“I have a nice relationship with my landlord. As long as rent is paid on time, she gives me no trouble … We’ve become one big family in that house.” – Renter, East New York

One of the report’s key findings is that the relationship between homeowner-landlords and their tenants in East New York is highly interdependent. Many of the landlords we spoke to rely on steady rent from tenants to afford their mortgage and housing expenses. They charge their tenants some of the lowest rents in the city. According to a survey we conducted of East New York homeowners, most reported that they hadn’t increased rents on their tenants in more than two years, despite their legal ability to do so. Homeowners also reported charging rents that were much lower than those frequently found on online rental-listing sites. For example, of the 25 survey respondents who reported renting out a three-bedroom apartment in 2017, none charged as much as Trulia’s median three-bedroom rent for East New York ($2,200). The average rent collected from those homeowners was $1,520 for a three-bedroom unit.

Just as homeowners benefit from reliable rent payments, tenants rely on a homeowner’s housing stability to stay in their own rental units. Because tenants in one-to-four unit homes do not benefit from New York City’s rent stabilization law, they do not have the right to a lease renewal. Therefore, they are highly vulnerable to displacement when a building changes ownership. When homeowners sell, their tenants are often forced to leave as well.

By stabilizing homeowners, we can stabilize tenants — and vice versa

Our report emphasizes the importance of maintaining affordable rental units in neighborhoods like East New York, and calls for the City to develop resources and policies to support homeowners and tenants as part of an affordable housing preservation strategy. We recommend the following approaches:

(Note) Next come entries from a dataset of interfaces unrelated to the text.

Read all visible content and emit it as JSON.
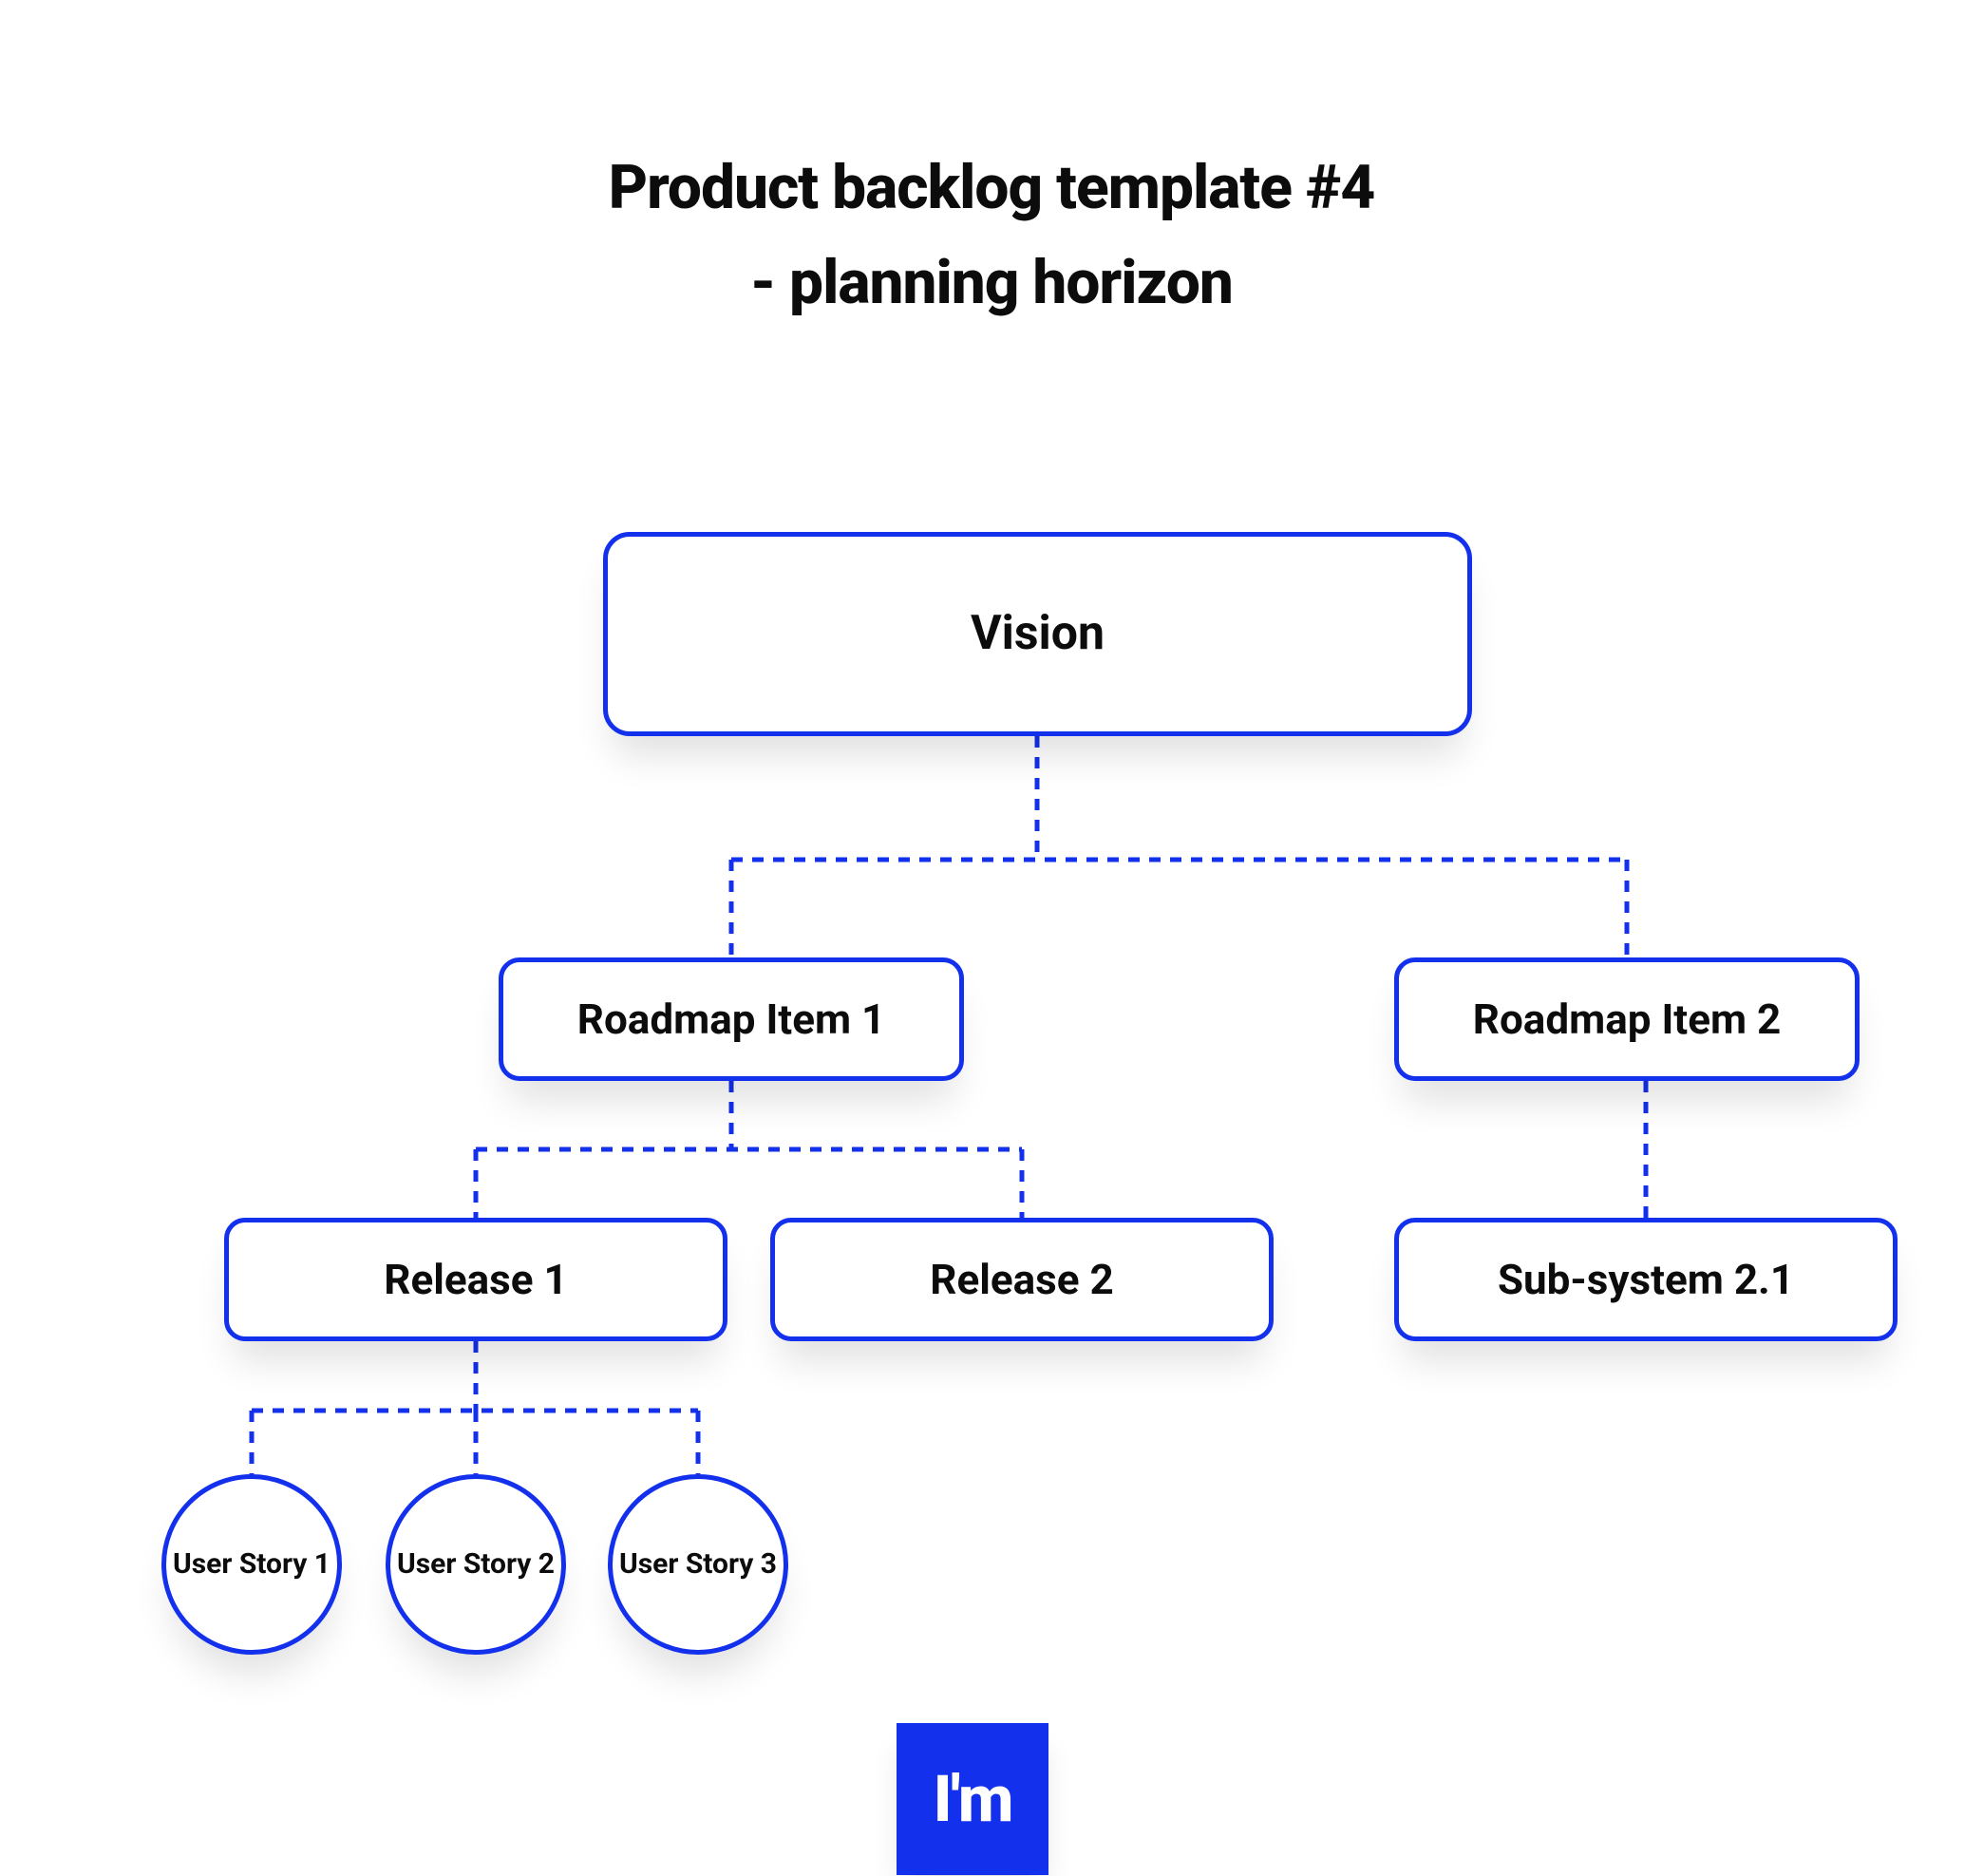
{
  "title": {
    "line1": "Product backlog template #4",
    "line2": "- planning horizon"
  },
  "nodes": {
    "vision": "Vision",
    "roadmap1": "Roadmap Item 1",
    "roadmap2": "Roadmap Item 2",
    "release1": "Release 1",
    "release2": "Release 2",
    "subsystem21": "Sub-system 2.1",
    "story1": "User Story 1",
    "story2": "User Story 2",
    "story3": "User Story 3"
  },
  "logo": {
    "text": "I'm"
  },
  "colors": {
    "accent": "#1330ec",
    "text": "#0c0c0c",
    "bg": "#ffffff"
  }
}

  1. Provide financial incentives for homeowner-landlords who rent to extremely low-income or formerly homeless households: This could take the form of repair resources, tax or water credits, or forgiven tax and water charges. We also recommend implementing the Good Neighbor tax credit to support homeowners who provide affordable rental units. This tax credit would provide a tax abatement to owner-occupants of two-to-four family homes who rent apartments to eligible low- and moderate- income tenants at below market rates. Both initiatives would provide the dual function of helping to stabilize vulnerable homeowners while providing much-needed affordable rental units.
  2. Develop educational resources for homeowner-landlords: Homes do not come with an instruction manual, and many homeowners we spoke to expressed a desire to learn more about the basics of home maintenance and landlord-tenant relations. While the City provides educational programming to new homeowners, especially those with rental units, there is little awareness of existing City programs. Additionally, few resources exist for homeowner-landlords who appear in Housing Court without an attorney. Homeowners we spoke with recommended making the forms and process clear and straightforward enough that it can be easily navigated without a lawyer, as well as having additional informational resources available for unrepresented homeowners in Housing Court.
  3. Legalize Safe Basement Apartments: Many East New York homeowners have converted their basements into unpermitted rental units, which attract tenants because they are cheaper than other available housing options. These rentals are unregulated, which puts the safety and well-being of tenants, homeowners, and their neighbors at risk. Fearing the loss of their affordable living situation, renters are hesitant to complain about health and safety issues lest their homes receive vacate orders. Meanwhile, homeowners with illegal basement units are unable to receive City funding for much-needed home repairs, and risk substantial fines if reported by a neighbor. Recognizing the need for solutions to illegal basement units, organizers of the Basement Apartments Safe for Everyone (BASE) Campaign have sought resources and policy changes that will allow homeowners to convert their basement units to safe, legal apartments. Ultimately, when illegal basement units are converted to safe, legal, and affordable apartments, both tenants and homeowners will benefit.